Five-year-old Helen arrives in Atlanta from an Ethiopian orphanage in February 2002. She is intrigued by all the middle-class technology, but perhaps most of all by your home-office answering machine. You do not know that she has mastered it. Your messages are sounding increasingly strange:
“Uh… what?… hello? I’m trying to reach Melissa Fay Greene….” [click]
“Oh! This must be a wrong number…” [click]
“Hello, this is ABC News; we were trying to reach Melissa Fay Greene?” [click]
It finally occurs to you to check the outgoing message on the machine. In a sweet high-pitched giggly voice, the office answering machine says: “Hi! This is Helen! And this is my BUTT!” What follows is the loud farting noise of wildly-blown Bronx cheer.
You don’t ever hear from ABC News again.
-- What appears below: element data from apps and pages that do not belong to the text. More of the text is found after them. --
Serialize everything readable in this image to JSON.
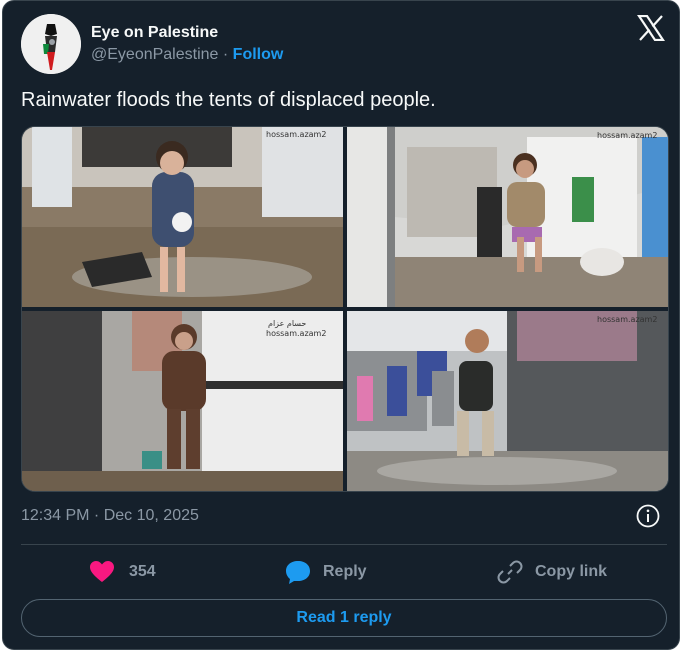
{
  "author": {
    "name": "Eye on Palestine",
    "handle": "@EyeonPalestine",
    "separator": "·",
    "follow_label": "Follow"
  },
  "tweet": {
    "text": "Rainwater floods the tents of displaced people.",
    "timestamp": "12:34 PM · Dec 10, 2025"
  },
  "media": {
    "watermarks": [
      "hossam.azam2",
      "hossam.azam2",
      "حسام عزام",
      "hossam.azam2",
      "hossam.azam2"
    ],
    "photo_count": 4
  },
  "actions": {
    "like_count": "354",
    "reply_label": "Reply",
    "copy_link_label": "Copy link"
  },
  "read_replies_label": "Read 1 reply",
  "colors": {
    "background": "#15202b",
    "accent": "#1d9bf0",
    "like": "#f91880",
    "muted": "#8b98a5",
    "text": "#f7f9f9"
  },
  "icons": [
    "x-logo-icon",
    "info-icon",
    "heart-icon",
    "reply-bubble-icon",
    "link-icon"
  ]
}
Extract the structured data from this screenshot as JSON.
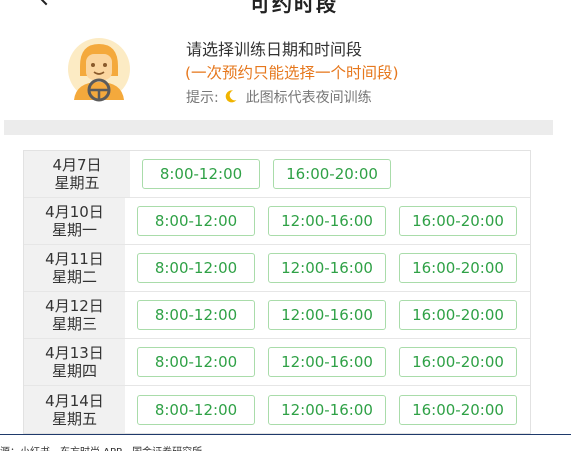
{
  "header": {
    "title": "可约时段"
  },
  "info": {
    "line1": "请选择训练日期和时间段",
    "line2": "(一次预约只能选择一个时间段)",
    "hint_label": "提示:",
    "hint_text": "此图标代表夜间训练"
  },
  "schedule": [
    {
      "date": "4月7日",
      "weekday": "星期五",
      "slots": [
        "8:00-12:00",
        "16:00-20:00"
      ]
    },
    {
      "date": "4月10日",
      "weekday": "星期一",
      "slots": [
        "8:00-12:00",
        "12:00-16:00",
        "16:00-20:00"
      ]
    },
    {
      "date": "4月11日",
      "weekday": "星期二",
      "slots": [
        "8:00-12:00",
        "12:00-16:00",
        "16:00-20:00"
      ]
    },
    {
      "date": "4月12日",
      "weekday": "星期三",
      "slots": [
        "8:00-12:00",
        "12:00-16:00",
        "16:00-20:00"
      ]
    },
    {
      "date": "4月13日",
      "weekday": "星期四",
      "slots": [
        "8:00-12:00",
        "12:00-16:00",
        "16:00-20:00"
      ]
    },
    {
      "date": "4月14日",
      "weekday": "星期五",
      "slots": [
        "8:00-12:00",
        "12:00-16:00",
        "16:00-20:00"
      ]
    }
  ],
  "source": "源：小红书、东方时尚 APP、国金证券研究所",
  "colors": {
    "slot_text": "#2fa146",
    "slot_border": "#a9dcaa",
    "warning": "#e6781e",
    "moon": "#f0b400"
  }
}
When Lily is a baby, you are invited to interview the great humor columnist of American domestic life, Erma Bombeck, the Daytonian author of bestsellers like I Lost Everything in the Post-Natal Depression and The Grass is Always Greener over the Septic Tank. As you dash around trying to leave the house in time, you discover that your business tape recorder is missing. You find it in little Molly and Seth’s bedroom with the Zippity-Doo-Dah tape quadruply wrapped around and entangled with its inner mechanisms. In desperation you snatch the chubby red-and-white Fisher Price preschool tape recorder from Baby Lily’s room and you’re on your way. When you open your briefcase and set up the the preschool tape recorder before your interview subject, Erma Bombeck, to her credit, she does not visibly flinch. You find and remove the Baby Beluga cassette and spin it with a professional flick of the wrist into the briefcase before popping in a blank one. Later, you discover that you’ve conducted the entire interview while wearing a nursing bra with both flaps down. But hey, if you can’t do that with Erma Bombeck, really who can you do it with?
Would you have changed anything in the last 29 years of raising children and writing books?
Nothing big. Maybe fewer tropical fish and reptiles could have been had. Maybe the children could have offered to cook dinner more often.
If you’d had fewer children, would you have written more books?
If you’d written fewer books, would you have had more children?
But let’s ask these questions the other way around:
Though it seems counter-intuitive, would you have written fewer books if you’d had fewer children?
Yes, because children generate a spirit of playfulness, imagination, and hilarity that’s extremely conducive to the creation of art, literature, or any creative work, in the few hours of peace and sanity they allot to you.
They’ve all—the books and the children—grown up together. With or without Reconstruction, and whether or not they leave the house requiring reconstruction, you wanted them all.
This essay first appeared in InReads: Reading & Writing Uncovered, 6/20/2011.